mamster, have you been to Matt's at the Market yet? I wish girlchow was around....she really likes Matt's and has talked about the place before. For the one and only meal in Seattle, I'm not sure I'd pick Matt's...I might choose one of the sushi places mentioned, or Flying Fish since it has a lot of Pan Asian fusion with Northwest ingredients that is very nice. However, the Pike Place Market is a landmark in Seattle, and is really nice to go to if in town. And Matt's is a great place at the market....Decisions....decisions.... Good Luck!

Link to comment
Share on other sites

Blue Heron,

Thank you for the clarification...I knew City Search was, to put it politely...more mainstream...I didn't know of Mamster's qualifications!

I am still keeping my fingers crossed for a cancellation at the Herb Farm...but, if not...you are right...decisions, decisions, decisions! :rolleyes:

Link to comment
Share on other sites

If I had to guess, I will say that mamster is hee heeing because I included a citysearch review?...and they are not exactly the most reliable (reviewers are anonymous).  

Matthew's washing dishes, so I asked him and he said Blue Heron is correct; Citysearch reviews are dumb, so he was amused that BH distinguished between "real" reviews and Citysearch reviews.

I thought maybe he was making some joke about Matt's at the Market and the fact that we have a Matthew and a Matt who are members of the PNW board. Apparently I was thinking too hard. But it does seem like mamster and klink should meet for lunch at Matt's some time.

Hungry Monkey May 2009
Link to comment
Share on other sites

Sorry for the crypto-giggle. I've never been to Matt's but have heard only good things. I never call myself "Matt," but if I did, I would have challenged that other Matt to a duel back when I worked in the market.

Matthew Amster-Burton, aka "mamster"

Author, Hungry Monkey, coming in May

Link to comment
Share on other sites

I also have to put in the reccommendation for Mistral on 1st and Blanchard in Belltown. It is my absolute favorite place to go in Seattle. It is a price fixe dinner only ( ~$75 for seven courses or $90 for nine) and is wonderfully prepared.

Chef William is very personable and I have never recieved anything but the best service from him.

The food is simply amazing. Every dish I have had there has been executed perfectly. I cannot reccommend them highly enough.

Mistral's Web site

Enjoy!

Ben

Gimme what cha got for a pork chop!

-Freakmaster

I have two words for America... Meat Crust.

-Mario

Link to comment
Share on other sites

Hey all:

I'm also thinking about visiting Seattle in a couple of weeks. If I go, it looks like I'll have three nights to eat (late on Friday, anytime on Saturday, early on Sunday).
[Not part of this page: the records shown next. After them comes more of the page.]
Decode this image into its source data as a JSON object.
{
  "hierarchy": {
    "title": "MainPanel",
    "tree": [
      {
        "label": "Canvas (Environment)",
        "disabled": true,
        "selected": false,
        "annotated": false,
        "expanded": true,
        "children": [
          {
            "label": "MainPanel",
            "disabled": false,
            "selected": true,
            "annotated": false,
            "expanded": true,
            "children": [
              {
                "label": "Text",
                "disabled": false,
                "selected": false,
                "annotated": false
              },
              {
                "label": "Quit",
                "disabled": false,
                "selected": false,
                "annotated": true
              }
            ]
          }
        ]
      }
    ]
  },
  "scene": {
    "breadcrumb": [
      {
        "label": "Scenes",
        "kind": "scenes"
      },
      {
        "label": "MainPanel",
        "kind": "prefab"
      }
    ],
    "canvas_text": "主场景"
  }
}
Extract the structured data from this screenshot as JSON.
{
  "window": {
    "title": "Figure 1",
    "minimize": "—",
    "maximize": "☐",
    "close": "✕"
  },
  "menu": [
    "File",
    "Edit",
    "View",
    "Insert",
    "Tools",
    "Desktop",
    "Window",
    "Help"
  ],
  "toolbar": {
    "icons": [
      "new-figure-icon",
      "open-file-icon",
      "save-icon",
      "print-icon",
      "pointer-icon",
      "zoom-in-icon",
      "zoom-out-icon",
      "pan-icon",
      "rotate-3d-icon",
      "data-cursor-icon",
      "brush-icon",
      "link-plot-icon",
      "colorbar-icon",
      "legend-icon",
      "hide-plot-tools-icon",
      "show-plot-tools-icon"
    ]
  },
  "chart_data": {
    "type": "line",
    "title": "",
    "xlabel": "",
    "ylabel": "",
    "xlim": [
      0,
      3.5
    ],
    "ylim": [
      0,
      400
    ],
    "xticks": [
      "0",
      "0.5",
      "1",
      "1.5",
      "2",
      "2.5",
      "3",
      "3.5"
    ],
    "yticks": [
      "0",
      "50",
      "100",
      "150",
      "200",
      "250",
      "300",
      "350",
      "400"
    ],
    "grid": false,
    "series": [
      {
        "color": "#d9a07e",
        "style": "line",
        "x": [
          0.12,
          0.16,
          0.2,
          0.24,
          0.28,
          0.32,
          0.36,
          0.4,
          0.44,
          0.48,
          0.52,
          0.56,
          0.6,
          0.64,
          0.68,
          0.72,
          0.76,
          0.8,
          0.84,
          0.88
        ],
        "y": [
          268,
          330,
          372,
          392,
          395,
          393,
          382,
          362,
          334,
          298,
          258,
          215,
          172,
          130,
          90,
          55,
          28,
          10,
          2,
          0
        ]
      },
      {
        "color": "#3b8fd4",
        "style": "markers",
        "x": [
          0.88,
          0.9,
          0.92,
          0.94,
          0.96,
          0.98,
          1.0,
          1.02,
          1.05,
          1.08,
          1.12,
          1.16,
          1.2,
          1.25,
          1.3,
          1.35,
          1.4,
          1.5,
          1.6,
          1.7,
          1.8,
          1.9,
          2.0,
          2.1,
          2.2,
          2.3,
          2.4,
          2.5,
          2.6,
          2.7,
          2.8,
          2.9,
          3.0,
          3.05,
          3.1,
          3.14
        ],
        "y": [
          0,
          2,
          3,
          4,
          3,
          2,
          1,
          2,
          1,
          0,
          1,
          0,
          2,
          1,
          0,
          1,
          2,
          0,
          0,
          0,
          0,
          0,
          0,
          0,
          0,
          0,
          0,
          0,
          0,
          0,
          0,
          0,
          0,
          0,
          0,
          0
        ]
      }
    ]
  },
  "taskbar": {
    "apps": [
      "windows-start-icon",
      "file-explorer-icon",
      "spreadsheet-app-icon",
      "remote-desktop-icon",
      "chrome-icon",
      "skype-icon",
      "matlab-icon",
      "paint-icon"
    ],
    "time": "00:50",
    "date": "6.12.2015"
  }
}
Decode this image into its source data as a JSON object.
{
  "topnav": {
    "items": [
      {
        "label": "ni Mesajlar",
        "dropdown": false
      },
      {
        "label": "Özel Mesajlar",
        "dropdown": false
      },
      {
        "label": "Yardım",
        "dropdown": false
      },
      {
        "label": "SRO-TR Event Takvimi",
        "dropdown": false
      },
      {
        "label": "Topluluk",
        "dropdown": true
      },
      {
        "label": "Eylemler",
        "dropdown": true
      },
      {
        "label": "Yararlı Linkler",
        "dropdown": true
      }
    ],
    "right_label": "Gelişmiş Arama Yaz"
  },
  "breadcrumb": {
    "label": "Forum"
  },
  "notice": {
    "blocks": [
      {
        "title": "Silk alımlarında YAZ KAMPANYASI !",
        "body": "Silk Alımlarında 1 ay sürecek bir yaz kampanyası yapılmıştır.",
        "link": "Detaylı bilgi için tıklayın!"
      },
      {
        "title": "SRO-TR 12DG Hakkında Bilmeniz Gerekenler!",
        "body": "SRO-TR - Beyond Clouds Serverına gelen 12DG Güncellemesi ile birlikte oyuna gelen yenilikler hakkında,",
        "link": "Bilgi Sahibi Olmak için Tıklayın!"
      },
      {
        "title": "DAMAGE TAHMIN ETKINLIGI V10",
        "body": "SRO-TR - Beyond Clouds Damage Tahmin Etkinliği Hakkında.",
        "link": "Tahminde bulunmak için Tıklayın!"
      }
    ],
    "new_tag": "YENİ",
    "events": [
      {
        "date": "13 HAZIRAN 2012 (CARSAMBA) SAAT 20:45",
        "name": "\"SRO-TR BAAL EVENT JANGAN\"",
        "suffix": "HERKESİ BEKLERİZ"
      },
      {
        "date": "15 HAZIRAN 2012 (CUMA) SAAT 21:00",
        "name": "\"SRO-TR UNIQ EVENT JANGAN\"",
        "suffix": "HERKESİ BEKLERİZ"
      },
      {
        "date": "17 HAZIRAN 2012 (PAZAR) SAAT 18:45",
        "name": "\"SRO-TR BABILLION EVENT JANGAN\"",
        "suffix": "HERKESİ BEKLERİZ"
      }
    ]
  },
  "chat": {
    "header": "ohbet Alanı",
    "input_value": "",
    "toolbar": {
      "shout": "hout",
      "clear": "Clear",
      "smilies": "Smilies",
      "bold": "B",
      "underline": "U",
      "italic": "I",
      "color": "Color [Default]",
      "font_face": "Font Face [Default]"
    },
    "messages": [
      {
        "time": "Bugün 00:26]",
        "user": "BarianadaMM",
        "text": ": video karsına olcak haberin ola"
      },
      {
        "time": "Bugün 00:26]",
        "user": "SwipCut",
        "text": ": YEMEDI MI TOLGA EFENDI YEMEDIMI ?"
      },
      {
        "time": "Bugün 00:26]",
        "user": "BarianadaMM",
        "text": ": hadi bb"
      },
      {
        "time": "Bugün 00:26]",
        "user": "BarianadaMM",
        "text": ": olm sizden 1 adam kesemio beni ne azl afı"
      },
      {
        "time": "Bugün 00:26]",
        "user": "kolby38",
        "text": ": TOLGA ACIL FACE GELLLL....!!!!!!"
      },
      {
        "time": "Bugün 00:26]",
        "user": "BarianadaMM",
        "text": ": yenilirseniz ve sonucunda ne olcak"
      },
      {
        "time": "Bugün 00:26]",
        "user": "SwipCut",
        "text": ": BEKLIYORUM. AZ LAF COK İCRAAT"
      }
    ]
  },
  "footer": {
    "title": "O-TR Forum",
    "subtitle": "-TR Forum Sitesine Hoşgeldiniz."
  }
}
Unfortunately, I haven't had any luck convincing anyone that they want to go on this trip with me, so if people could comment about any of the places mentioned in this thread (or others) in terms of their appropriateness for dining solo, I'd appreciate it a lot.

Link to comment
Share on other sites

Hi jordyn,

July 31-Aug. 4 is Seafair in Seattle and quite an excellent time to be in our area. There are lots of activities including hydroplane races, Blue Angel performances, navy ships to tour, etc. But onto the food...

I can't speak for all restaurants, but the ones I've been to, I've never seen a problem with dining solo. The sushi bars are particularly condusive to solo dining, and I do it myself occasionally. Matt's at the Market has a counter and I noticed a couple of solos there when I was there, too.

What type of dining experiences are you looking for, and maybe we can give you a better idea. ie are you looking more for fine dining (expensive) places, NW Seafood, waterfront view dining, singles hangouts, good ethnic places, etc?

Link to comment
Share on other sites

 Share

×
×
  • Create New...